Ultimately it was precisely Took’s respectability that enabled him to pursue his lusts for so long. As Judge Blacksell said, ‘You were not just anybody, Mr Took, you were the trusted adult, you preyed on them because it was your standing that allowed you to have access to them in the next-door room to where the parent was.’
Child abuse, like domestic abuse, happens behind the most expensive, salubrious of doors and we need to face up to this. It was the complacent conviction that it could not happen in a nice middle-class suburb that meant Fritzel could go about his hideous double life in Austria with his family in the cellar, unnoticed for so long. At least Fritzel’s house looks like a grim prison-block that allows us to set him apart and view him as a freak. Took, on the other hand, lived in a beautiful, spacious home in Chelsea, surrounded by paintings and books, and was able to blind those around him with the sheer weight of his glamour and assured social status. Many paedophiles can. It is as if a man of intelligence and achievement cannot take the intellectual leap into such darkness. But he clearly can — and has.

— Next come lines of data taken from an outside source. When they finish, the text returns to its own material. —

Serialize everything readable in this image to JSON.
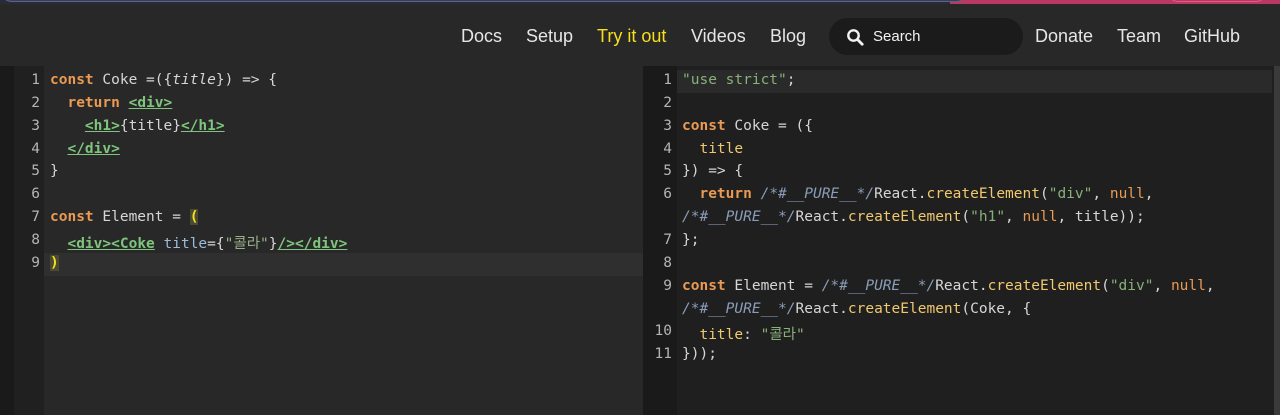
{
  "nav": {
    "items": [
      "Docs",
      "Setup",
      "Try it out",
      "Videos",
      "Blog"
    ],
    "active": "Try it out",
    "search_placeholder": "Search",
    "right_items": [
      "Donate",
      "Team",
      "GitHub"
    ]
  },
  "colors": {
    "active": "#f7df1e",
    "keyword": "#ea9a52",
    "jsx_tag": "#7ec57e"
  },
  "input_editor": {
    "line_numbers": [
      "1",
      "2",
      "3",
      "4",
      "5",
      "6",
      "7",
      "8",
      "9"
    ],
    "lines": [
      "const Coke =({title}) => {",
      "  return <div>",
      "    <h1>{title}</h1>",
      "  </div>",
      "}",
      "",
      "const Element = (",
      "  <div><Coke title={\"콜라\"}/></div>",
      ")"
    ]
  },
  "output_editor": {
    "line_numbers": [
      "1",
      "2",
      "3",
      "4",
      "5",
      "6",
      "",
      "7",
      "8",
      "9",
      "",
      "10",
      "11"
    ],
    "lines": [
      "\"use strict\";",
      "",
      "const Coke = ({",
      "  title",
      "}) => {",
      "  return /*#__PURE__*/React.createElement(\"div\", null,",
      "/*#__PURE__*/React.createElement(\"h1\", null, title));",
      "};",
      "",
      "const Element = /*#__PURE__*/React.createElement(\"div\", null,",
      "/*#__PURE__*/React.createElement(Coke, {",
      "  title: \"콜라\"",
      "}));"
    ]
  }
}
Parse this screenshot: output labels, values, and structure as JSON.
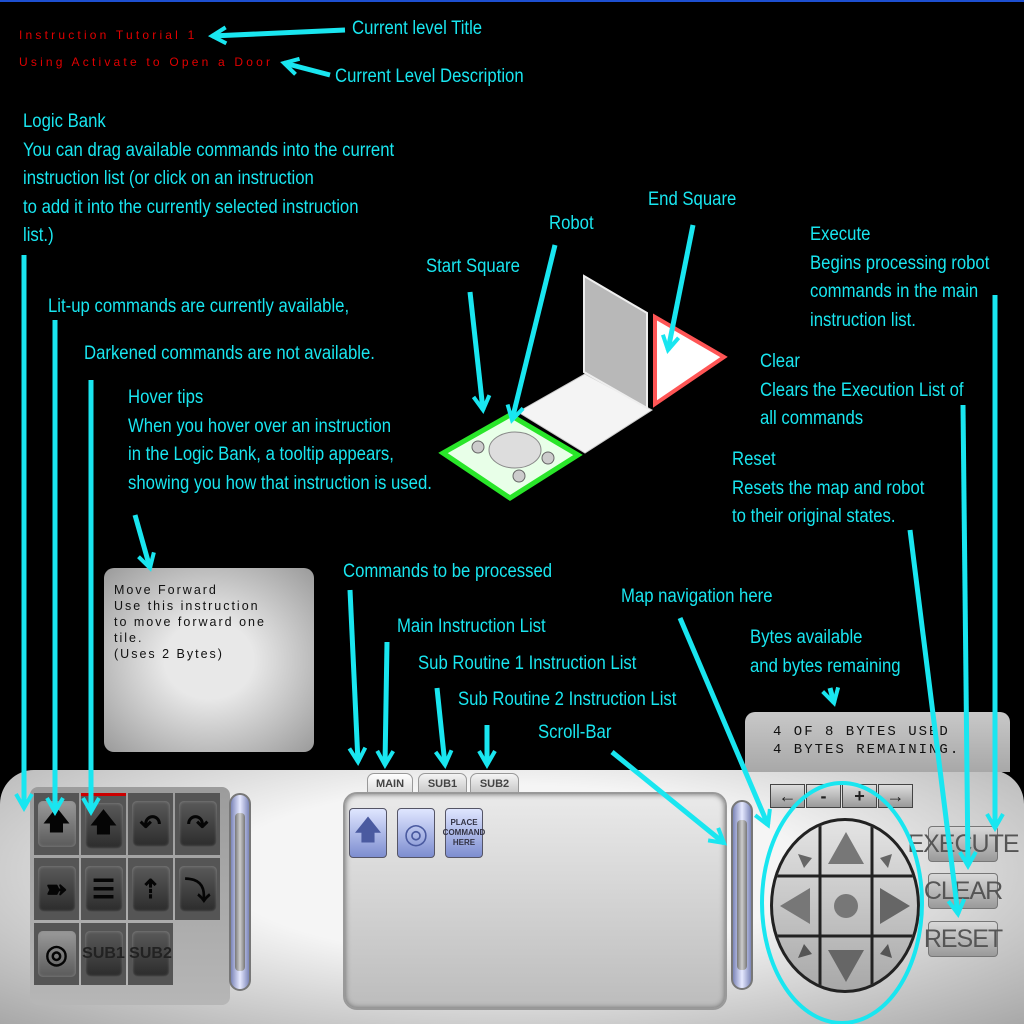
{
  "level": {
    "title": "Instruction Tutorial 1",
    "description": "Using Activate to Open a Door"
  },
  "annotations": {
    "level_title": "Current level Title",
    "level_description": "Current Level Description",
    "logic_bank": [
      "Logic Bank",
      "You can drag available commands into the current",
      "instruction list (or click on an instruction",
      "to add  it into the currently selected instruction",
      "list.)"
    ],
    "lit_up": "Lit-up commands are currently available,",
    "darkened": "Darkened commands are not available.",
    "hover_tips": [
      "Hover tips",
      "When you hover over an instruction",
      "in the Logic Bank, a tooltip appears,",
      "showing you how that instruction is used."
    ],
    "start_square": "Start Square",
    "robot": "Robot",
    "end_square": "End Square",
    "execute": [
      "Execute",
      "Begins processing robot",
      "commands in the main",
      "instruction list."
    ],
    "clear": [
      "Clear",
      "Clears the Execution List of",
      "all commands"
    ],
    "reset": [
      "Reset",
      "Resets the map and robot",
      "to their original states."
    ],
    "commands": "Commands to be processed",
    "map_nav": "Map navigation here",
    "main_list": "Main Instruction List",
    "sub1_list": "Sub Routine 1 Instruction List",
    "sub2_list": "Sub Routine 2 Instruction List",
    "scroll_bar": "Scroll-Bar",
    "bytes": [
      "Bytes available",
      "and bytes remaining"
    ]
  },
  "tooltip": [
    "Move Forward",
    "Use this instruction",
    "to move forward one",
    "tile.",
    "(Uses 2 Bytes)"
  ],
  "logic_bank": [
    {
      "icon": "move-forward-icon",
      "glyph": "🡅",
      "lit": true
    },
    {
      "icon": "jump-forward-icon",
      "glyph": "🡅",
      "lit": false
    },
    {
      "icon": "turn-left-icon",
      "glyph": "↶",
      "lit": false
    },
    {
      "icon": "turn-right-icon",
      "glyph": "↷",
      "lit": false
    },
    {
      "icon": "fire-icon",
      "glyph": "➽",
      "lit": false
    },
    {
      "icon": "ladder-icon",
      "glyph": "☰",
      "lit": false
    },
    {
      "icon": "climb-icon",
      "glyph": "⇡",
      "lit": false
    },
    {
      "icon": "drop-icon",
      "glyph": "⤵",
      "lit": false
    },
    {
      "icon": "activate-icon",
      "glyph": "◎",
      "lit": true
    },
    {
      "icon": "sub1-icon",
      "glyph": "SUB1",
      "lit": false
    },
    {
      "icon": "sub2-icon",
      "glyph": "SUB2",
      "lit": false
    }
  ],
  "tabs": [
    "MAIN",
    "SUB1",
    "SUB2"
  ],
  "main_list": [
    {
      "icon": "move-forward-icon",
      "glyph": "🡅"
    },
    {
      "icon": "activate-icon",
      "glyph": "◎"
    },
    {
      "icon": "placeholder",
      "label": "PLACE COMMAND HERE"
    }
  ],
  "bytes_display": {
    "used": "4 OF 8 BYTES USED",
    "remaining": "4 BYTES REMAINING."
  },
  "nav_buttons": [
    "←",
    "-",
    "+",
    "→"
  ],
  "actions": {
    "execute": "EXECUTE",
    "clear": "CLEAR",
    "reset": "RESET"
  },
  "colors": {
    "annotation": "#19e6f0",
    "level_text": "#e00000",
    "start": "#2ee82e",
    "end": "#ff5a5a"
  }
}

It has been said often before, but it is time we stopped dismissing child abuse as something that happens on rough council estates — witness the media frenzy over the Shannon Matthews case in comparison with Took’s largely unreported crimes. If we are to learn anything from Took’s case, it is surely that paedophiles are those members of the Establishment whom we meet in university lecture halls, art galleries, boardrooms, on private jets and at smart dinner parties. Paedophiles live among us. It is sickening to report that Took now reads The Spectator in prison as a badge of his learning and respectability. He obtains it, cunningly, via third parties, so his subscription cannot be cancelled. One hopes he reads this article with particular care.
© Charlotte Metcalf 2008
This Article Was Written With The Co-operation Of Pat’s Family, But To Protect The Identity Of Individual Family Members, Their Names, Though Not Pat’s, Have Been Changed.